Social service worker student Swynda Nichols balances school and family
Coming to Canada as an immigrant isn’t easy. Nor is being a single mother without support. Starting college over again after a long absence and as an immigrant is very difficult, but Swynda Nichols embraces challenges.
“I have overcome all of those,” said Nichols. “I still have my own challenges just like anyone else, but I have learned how to deal with it and I still want to push myself to move on to bigger and better things in life.”
Nichols’ life story is nothing less than inspirational. She is an active individual, a volunteer and a cheerful soul who can always be found helping others.
Nichols had been enrolled in the social service workers program in 2007 but took a break to take care of her child, returning to George Brown College (GBC) in 2014 to pursue the pre-community services and then the social service workers program.
Having been to school before, Nichols knew how to navigate her way within the school. But balancing her studying and taking care of her child in a city like Toronto was the real challenge for her.
“The hard part was balancing school and family and my son was pretty young at that time,” said Nichols. “So I had to decide who I am going to put first and I did put my child first and then came back in 2014 while figuring out if I could really handle college life all over again.”
Accepting the fact that parenting never came with a manual, Nichols has learned to draw power from being a mother. “I had to learn how to balance it and I do it everyday,” she said. “I had to get up and I am able to walk around and see myself in the mirror and see my son, that’s where I get my power from.”
Nichols said a career in social service work said has always been her passion.
She was accepted to the program but it brought a lot of emotional and physical challenges. She regards these challenges as a part of her emotional and personal growth.
“I feel like in order for me to learn and to grow, I have to do things that are challenging. And it brings out the best in me.”
Nichols had the opportunity to go to Jamaica for international development work. “Getting to see a culture that is similar to yours but also different in many ways was really great experience for me.” Nichols immigrated to Canada from Saint Vincent and the Grenadines.
Her trip laid the foundation for her to start the Student International Development Club (SID) at George Brown.
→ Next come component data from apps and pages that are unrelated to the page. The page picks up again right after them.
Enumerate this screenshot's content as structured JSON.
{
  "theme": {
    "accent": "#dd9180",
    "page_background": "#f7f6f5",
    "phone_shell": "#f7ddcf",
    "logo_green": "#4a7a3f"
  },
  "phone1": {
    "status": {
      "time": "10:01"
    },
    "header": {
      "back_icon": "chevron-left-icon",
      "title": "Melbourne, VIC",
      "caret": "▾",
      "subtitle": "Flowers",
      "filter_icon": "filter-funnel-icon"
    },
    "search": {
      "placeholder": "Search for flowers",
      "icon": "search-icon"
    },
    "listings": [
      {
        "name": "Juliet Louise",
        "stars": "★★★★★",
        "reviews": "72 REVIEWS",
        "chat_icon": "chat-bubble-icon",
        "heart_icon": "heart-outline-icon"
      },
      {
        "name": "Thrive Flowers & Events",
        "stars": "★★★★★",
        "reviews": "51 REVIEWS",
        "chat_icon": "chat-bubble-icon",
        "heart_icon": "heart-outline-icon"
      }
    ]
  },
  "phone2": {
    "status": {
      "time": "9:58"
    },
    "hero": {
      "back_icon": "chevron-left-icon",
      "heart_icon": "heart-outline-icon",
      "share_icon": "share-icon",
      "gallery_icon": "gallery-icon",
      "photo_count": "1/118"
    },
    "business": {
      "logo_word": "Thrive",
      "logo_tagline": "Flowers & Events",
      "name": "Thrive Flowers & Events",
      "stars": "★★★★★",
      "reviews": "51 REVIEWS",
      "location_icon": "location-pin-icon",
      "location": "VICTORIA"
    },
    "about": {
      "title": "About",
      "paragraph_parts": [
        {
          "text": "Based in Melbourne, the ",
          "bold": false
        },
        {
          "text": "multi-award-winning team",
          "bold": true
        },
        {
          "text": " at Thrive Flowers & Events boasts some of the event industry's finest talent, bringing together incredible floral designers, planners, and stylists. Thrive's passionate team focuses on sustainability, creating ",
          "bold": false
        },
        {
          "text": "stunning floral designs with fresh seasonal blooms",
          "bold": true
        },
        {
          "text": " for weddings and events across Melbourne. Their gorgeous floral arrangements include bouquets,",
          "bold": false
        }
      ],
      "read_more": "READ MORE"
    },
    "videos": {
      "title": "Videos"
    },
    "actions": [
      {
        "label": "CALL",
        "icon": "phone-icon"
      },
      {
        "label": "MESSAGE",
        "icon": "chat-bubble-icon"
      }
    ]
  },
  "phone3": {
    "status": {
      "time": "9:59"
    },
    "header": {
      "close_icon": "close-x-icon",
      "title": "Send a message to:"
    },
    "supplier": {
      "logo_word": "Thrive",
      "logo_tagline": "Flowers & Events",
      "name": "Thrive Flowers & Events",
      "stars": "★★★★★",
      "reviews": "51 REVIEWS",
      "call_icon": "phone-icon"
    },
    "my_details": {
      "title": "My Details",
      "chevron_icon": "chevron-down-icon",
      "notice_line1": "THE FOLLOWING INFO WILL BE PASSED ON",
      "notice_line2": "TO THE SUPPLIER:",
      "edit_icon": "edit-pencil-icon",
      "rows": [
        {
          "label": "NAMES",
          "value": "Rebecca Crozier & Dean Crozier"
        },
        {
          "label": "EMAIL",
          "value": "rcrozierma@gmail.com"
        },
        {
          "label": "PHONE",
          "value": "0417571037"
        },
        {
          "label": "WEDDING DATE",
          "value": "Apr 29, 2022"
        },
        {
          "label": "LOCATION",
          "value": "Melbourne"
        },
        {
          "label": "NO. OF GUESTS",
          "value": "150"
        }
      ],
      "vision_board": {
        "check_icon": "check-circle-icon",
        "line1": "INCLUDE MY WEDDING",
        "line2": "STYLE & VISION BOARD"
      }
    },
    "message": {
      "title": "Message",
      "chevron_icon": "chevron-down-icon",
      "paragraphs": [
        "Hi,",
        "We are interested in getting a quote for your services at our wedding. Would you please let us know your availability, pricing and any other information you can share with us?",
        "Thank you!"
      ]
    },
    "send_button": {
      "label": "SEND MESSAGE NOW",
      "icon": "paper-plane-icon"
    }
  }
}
As a part of their mini-initiative, SID also organized Black History Month events in collaboration with the Student Association (SA) and other organizations at GBC. The SA funds the publication of The Dialog.
Nichols is currently working on a project at her son’s school, Charles E Webster Junior, which aims to support children with learning differences. “I live in a marginalized community which is predominantly black and a lot of children suffer from learning differences,” Nichols said. “I just want to bring to light the negative stereotypes of what learning differences are and all the different learning differences that different children have.”
While Nichols has faced many challenges, the biggest for her was coming to Canada as an immigrant and feeling the sense of not belonging, not understanding your rights and privileges and not understanding what you have access to.
“It is hard especially in the educational system where you need help and you go to one specific department and then you’re sent all over the college,” she said.
Her experience of navigating the school system as a new immigrant is part of what drove Nichols to work and volunteer at Peerconnect. “Being able to help students when they come to you for help, even though you are a student but even then realizing that you can also impact a student is a huge deal.”